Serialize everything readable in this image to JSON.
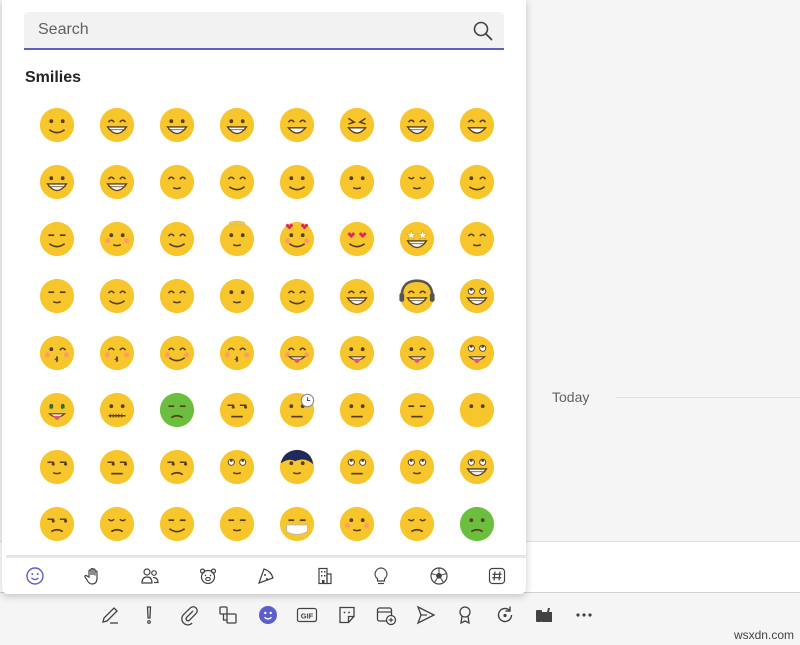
{
  "search": {
    "placeholder": "Search"
  },
  "section": {
    "title": "Smilies"
  },
  "timeline": {
    "today_label": "Today"
  },
  "toolbar": {
    "gif_label": "GIF",
    "more_label": "···"
  },
  "watermark": "wsxdn.com",
  "colors": {
    "accent": "#5b5fc7",
    "emoji_yellow": "#f7c52c",
    "emoji_green": "#6cbf3e"
  },
  "emojis": [
    "smile",
    "laugh",
    "big-smile",
    "grin",
    "happy",
    "squinting-laugh",
    "sweat-laugh",
    "rolling-laugh",
    "silly",
    "tears-of-joy",
    "giggle",
    "smirk-up",
    "content",
    "innocent-smile",
    "calm",
    "wink",
    "relieved",
    "blush",
    "smile-closed-eyes",
    "angel",
    "hearts",
    "heart-eyes",
    "star-struck",
    "shy-hand",
    "sneeze",
    "clap",
    "hand-on-face",
    "thinking",
    "facepalm",
    "salute",
    "headphones",
    "nerd-teeth",
    "kiss-heart",
    "kissing",
    "blushing",
    "blush-kiss",
    "yummy",
    "tongue-out",
    "tongue-wink",
    "crazy",
    "money-mouth",
    "zipped-mouth",
    "angry-green",
    "side-eye",
    "waiting",
    "neutral",
    "expressionless",
    "no-mouth",
    "smug",
    "unamused",
    "eye-roll",
    "wondering",
    "emo",
    "rolling-eyes",
    "thinking-up",
    "grimace",
    "puzzled",
    "worried",
    "relieved-sigh",
    "sleepy",
    "mask",
    "confused-blush",
    "injured",
    "nauseated"
  ],
  "categories": [
    "smilies",
    "hand-gestures",
    "people",
    "animals",
    "food",
    "places",
    "objects",
    "activities",
    "symbols"
  ]
}
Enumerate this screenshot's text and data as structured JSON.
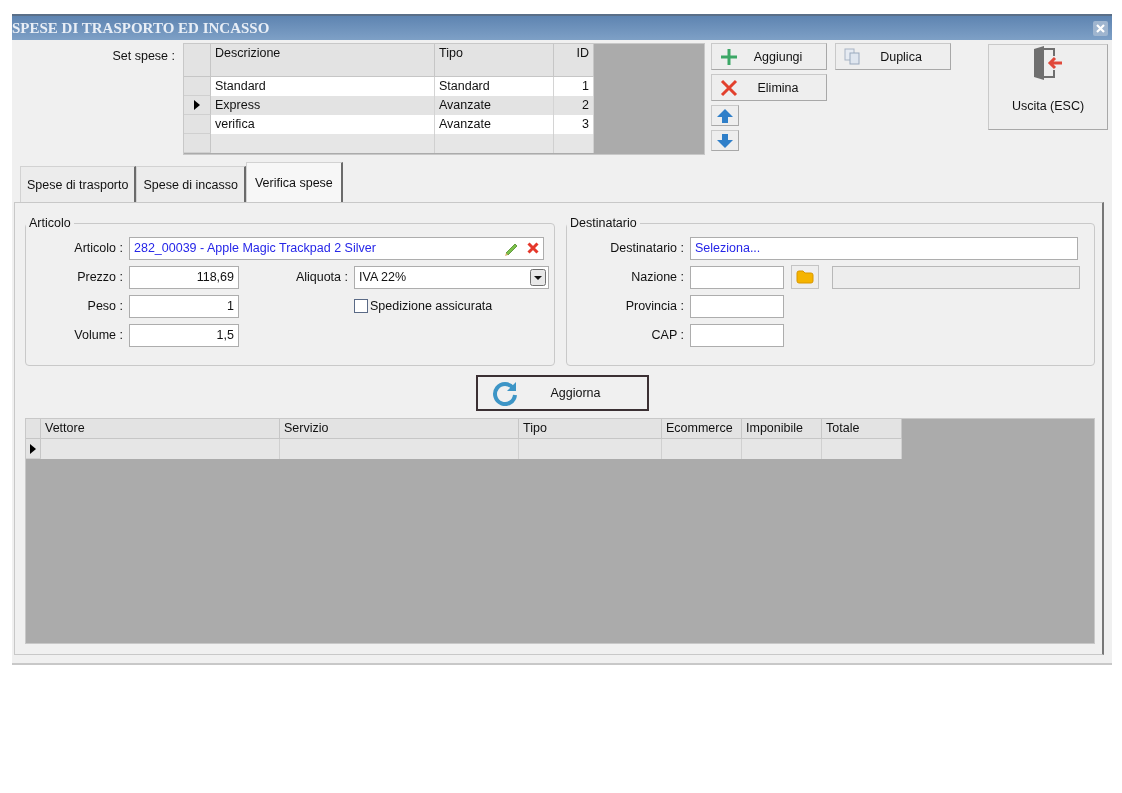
{
  "window": {
    "title": "SPESE DI TRASPORTO ED INCASSO"
  },
  "set_spese": {
    "label": "Set spese :",
    "columns": [
      "Descrizione",
      "Tipo",
      "ID"
    ],
    "rows": [
      {
        "cells": [
          "Standard",
          "Standard",
          "1"
        ],
        "selected": false
      },
      {
        "cells": [
          "Express",
          "Avanzate",
          "2"
        ],
        "selected": true
      },
      {
        "cells": [
          "verifica",
          "Avanzate",
          "3"
        ],
        "selected": false
      }
    ]
  },
  "buttons": [
    {
      "kind": "add",
      "label": "Aggiungi"
    },
    {
      "kind": "duplicate",
      "label": "Duplica"
    },
    {
      "kind": "delete",
      "label": "Elimina"
    },
    {
      "kind": "move_up"
    },
    {
      "kind": "move_down"
    }
  ],
  "exit_button": {
    "label": "Uscita (ESC)"
  },
  "tabs": [
    {
      "label": "Spese di trasporto",
      "selected": false
    },
    {
      "label": "Spese di incasso",
      "selected": false
    },
    {
      "label": "Verifica spese",
      "selected": true
    }
  ],
  "articolo": {
    "title": "Articolo",
    "articolo": {
      "label": "Articolo :",
      "value": "282_00039 - Apple Magic Trackpad 2 Silver"
    },
    "prezzo": {
      "label": "Prezzo :",
      "value": "118,69"
    },
    "peso": {
      "label": "Peso :",
      "value": "1"
    },
    "volume": {
      "label": "Volume :",
      "value": "1,5"
    },
    "aliquota": {
      "label": "Aliquota :",
      "value": "IVA 22%"
    },
    "spedizione_assicurata": {
      "label": "Spedizione assicurata",
      "checked": false
    }
  },
  "destinatario": {
    "title": "Destinatario",
    "destinatario": {
      "label": "Destinatario :",
      "value": "Seleziona..."
    },
    "nazione": {
      "label": "Nazione :"
    },
    "provincia": {
      "label": "Provincia :"
    },
    "cap": {
      "label": "CAP :"
    }
  },
  "refresh_button": {
    "label": "Aggiorna"
  },
  "results": {
    "columns": [
      "Vettore",
      "Servizio",
      "Tipo",
      "Ecommerce",
      "Imponibile",
      "Totale"
    ],
    "rows": [
      {
        "selected": true
      }
    ]
  }
}
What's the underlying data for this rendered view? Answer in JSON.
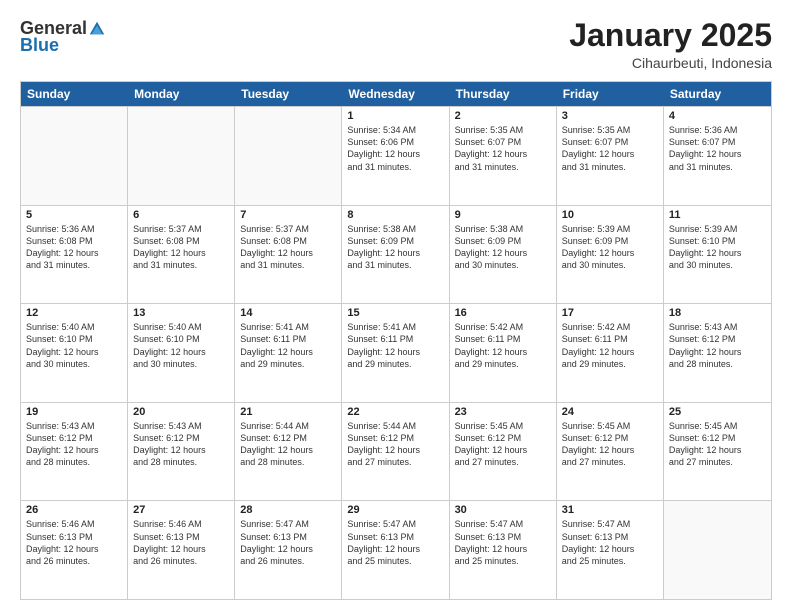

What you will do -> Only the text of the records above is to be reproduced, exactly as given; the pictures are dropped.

Response to this task ->
Serialize everything readable in this image to JSON.
{
  "search": {
    "placeholder": "Search"
  },
  "section": {
    "title": "Smilies"
  },
  "timeline": {
    "today_label": "Today"
  },
  "toolbar": {
    "gif_label": "GIF",
    "more_label": "···"
  },
  "watermark": "wsxdn.com",
  "colors": {
    "accent": "#5b5fc7",
    "emoji_yellow": "#f7c52c",
    "emoji_green": "#6cbf3e"
  },
  "emojis": [
    "smile",
    "laugh",
    "big-smile",
    "grin",
    "happy",
    "squinting-laugh",
    "sweat-laugh",
    "rolling-laugh",
    "silly",
    "tears-of-joy",
    "giggle",
    "smirk-up",
    "content",
    "innocent-smile",
    "calm",
    "wink",
    "relieved",
    "blush",
    "smile-closed-eyes",
    "angel",
    "hearts",
    "heart-eyes",
    "star-struck",
    "shy-hand",
    "sneeze",
    "clap",
    "hand-on-face",
    "thinking",
    "facepalm",
    "salute",
    "headphones",
    "nerd-teeth",
    "kiss-heart",
    "kissing",
    "blushing",
    "blush-kiss",
    "yummy",
    "tongue-out",
    "tongue-wink",
    "crazy",
    "money-mouth",
    "zipped-mouth",
    "angry-green",
    "side-eye",
    "waiting",
    "neutral",
    "expressionless",
    "no-mouth",
    "smug",
    "unamused",
    "eye-roll",
    "wondering",
    "emo",
    "rolling-eyes",
    "thinking-up",
    "grimace",
    "puzzled",
    "worried",
    "relieved-sigh",
    "sleepy",
    "mask",
    "confused-blush",
    "injured",
    "nauseated"
  ],
  "categories": [
    "smilies",
    "hand-gestures",
    "people",
    "animals",
    "food",
    "places",
    "objects",
    "activities",
    "symbols"
  ]
}
Enumerate this screenshot's text and data as structured JSON.
{
  "window": {
    "title": "SPESE DI TRASPORTO ED INCASSO"
  },
  "set_spese": {
    "label": "Set spese :",
    "columns": [
      "Descrizione",
      "Tipo",
      "ID"
    ],
    "rows": [
      {
        "cells": [
          "Standard",
          "Standard",
          "1"
        ],
        "selected": false
      },
      {
        "cells": [
          "Express",
          "Avanzate",
          "2"
        ],
        "selected": true
      },
      {
        "cells": [
          "verifica",
          "Avanzate",
          "3"
        ],
        "selected": false
      }
    ]
  },
  "buttons": [
    {
      "kind": "add",
      "label": "Aggiungi"
    },
    {
      "kind": "duplicate",
      "label": "Duplica"
    },
    {
      "kind": "delete",
      "label": "Elimina"
    },
    {
      "kind": "move_up"
    },
    {
      "kind": "move_down"
    }
  ],
  "exit_button": {
    "label": "Uscita (ESC)"
  },
  "tabs": [
    {
      "label": "Spese di trasporto",
      "selected": false
    },
    {
      "label": "Spese di incasso",
      "selected": false
    },
    {
      "label": "Verifica spese",
      "selected": true
    }
  ],
  "articolo": {
    "title": "Articolo",
    "articolo": {
      "label": "Articolo :",
      "value": "282_00039 - Apple Magic Trackpad 2 Silver"
    },
    "prezzo": {
      "label": "Prezzo :",
      "value": "118,69"
    },
    "peso": {
      "label": "Peso :",
      "value": "1"
    },
    "volume": {
      "label": "Volume :",
      "value": "1,5"
    },
    "aliquota": {
      "label": "Aliquota :",
      "value": "IVA 22%"
    },
    "spedizione_assicurata": {
      "label": "Spedizione assicurata",
      "checked": false
    }
  },
  "destinatario": {
    "title": "Destinatario",
    "destinatario": {
      "label": "Destinatario :",
      "value": "Seleziona..."
    },
    "nazione": {
      "label": "Nazione :"
    },
    "provincia": {
      "label": "Provincia :"
    },
    "cap": {
      "label": "CAP :"
    }
  },
  "refresh_button": {
    "label": "Aggiorna"
  },
  "results": {
    "columns": [
      "Vettore",
      "Servizio",
      "Tipo",
      "Ecommerce",
      "Imponibile",
      "Totale"
    ],
    "rows": [
      {
        "selected": true
      }
    ]
  }
}
What's the underlying data for this rendered view? Answer in JSON.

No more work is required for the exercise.